▸ **WHAT TO PRODUCE**
Find the string "method" in the records and copy each line where it occurs.

Stored data entries:
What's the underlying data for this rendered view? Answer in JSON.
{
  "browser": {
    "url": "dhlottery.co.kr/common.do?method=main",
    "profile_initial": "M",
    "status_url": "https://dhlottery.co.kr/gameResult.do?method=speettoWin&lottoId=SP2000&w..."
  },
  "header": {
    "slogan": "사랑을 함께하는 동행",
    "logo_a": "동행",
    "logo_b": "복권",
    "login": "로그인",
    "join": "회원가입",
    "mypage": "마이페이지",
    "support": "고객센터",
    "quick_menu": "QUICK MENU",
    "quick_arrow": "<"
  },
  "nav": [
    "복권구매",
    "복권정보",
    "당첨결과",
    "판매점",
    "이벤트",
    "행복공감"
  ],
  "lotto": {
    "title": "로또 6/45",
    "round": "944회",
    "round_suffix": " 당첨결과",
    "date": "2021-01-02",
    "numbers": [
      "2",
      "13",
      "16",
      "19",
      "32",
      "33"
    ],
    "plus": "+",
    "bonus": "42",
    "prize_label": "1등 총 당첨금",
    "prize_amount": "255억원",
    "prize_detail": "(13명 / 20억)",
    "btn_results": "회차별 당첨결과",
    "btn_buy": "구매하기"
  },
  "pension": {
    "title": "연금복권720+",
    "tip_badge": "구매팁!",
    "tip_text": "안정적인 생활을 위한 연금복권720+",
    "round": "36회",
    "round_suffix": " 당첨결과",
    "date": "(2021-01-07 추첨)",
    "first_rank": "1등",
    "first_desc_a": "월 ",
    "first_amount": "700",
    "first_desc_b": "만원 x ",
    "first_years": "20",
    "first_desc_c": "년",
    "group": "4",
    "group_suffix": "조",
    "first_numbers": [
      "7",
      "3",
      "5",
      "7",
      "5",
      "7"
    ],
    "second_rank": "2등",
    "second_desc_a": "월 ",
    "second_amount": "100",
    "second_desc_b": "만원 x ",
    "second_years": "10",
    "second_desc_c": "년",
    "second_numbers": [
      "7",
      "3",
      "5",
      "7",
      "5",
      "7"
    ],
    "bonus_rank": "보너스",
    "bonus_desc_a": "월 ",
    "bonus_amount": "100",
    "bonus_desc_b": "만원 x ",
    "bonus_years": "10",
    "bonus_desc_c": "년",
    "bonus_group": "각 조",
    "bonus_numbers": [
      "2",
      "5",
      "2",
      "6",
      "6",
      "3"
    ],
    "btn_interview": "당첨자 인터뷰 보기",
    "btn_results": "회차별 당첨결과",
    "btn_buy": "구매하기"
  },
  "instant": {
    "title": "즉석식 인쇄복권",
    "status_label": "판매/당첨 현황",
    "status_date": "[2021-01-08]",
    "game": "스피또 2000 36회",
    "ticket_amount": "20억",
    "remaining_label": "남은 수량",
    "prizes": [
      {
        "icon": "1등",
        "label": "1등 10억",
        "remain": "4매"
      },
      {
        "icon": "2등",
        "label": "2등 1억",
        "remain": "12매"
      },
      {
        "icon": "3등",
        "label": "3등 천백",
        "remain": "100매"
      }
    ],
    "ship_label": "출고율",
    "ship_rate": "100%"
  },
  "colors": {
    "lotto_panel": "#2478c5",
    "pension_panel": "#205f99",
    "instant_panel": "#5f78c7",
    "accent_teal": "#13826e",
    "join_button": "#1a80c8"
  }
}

▸ **RESULT OF THIS TASK**
    "url": "dhlottery.co.kr/common.do?method=main",
    "status_url": "https://dhlottery.co.kr/gameResult.do?method=speettoWin&lottoId=SP2000&w..."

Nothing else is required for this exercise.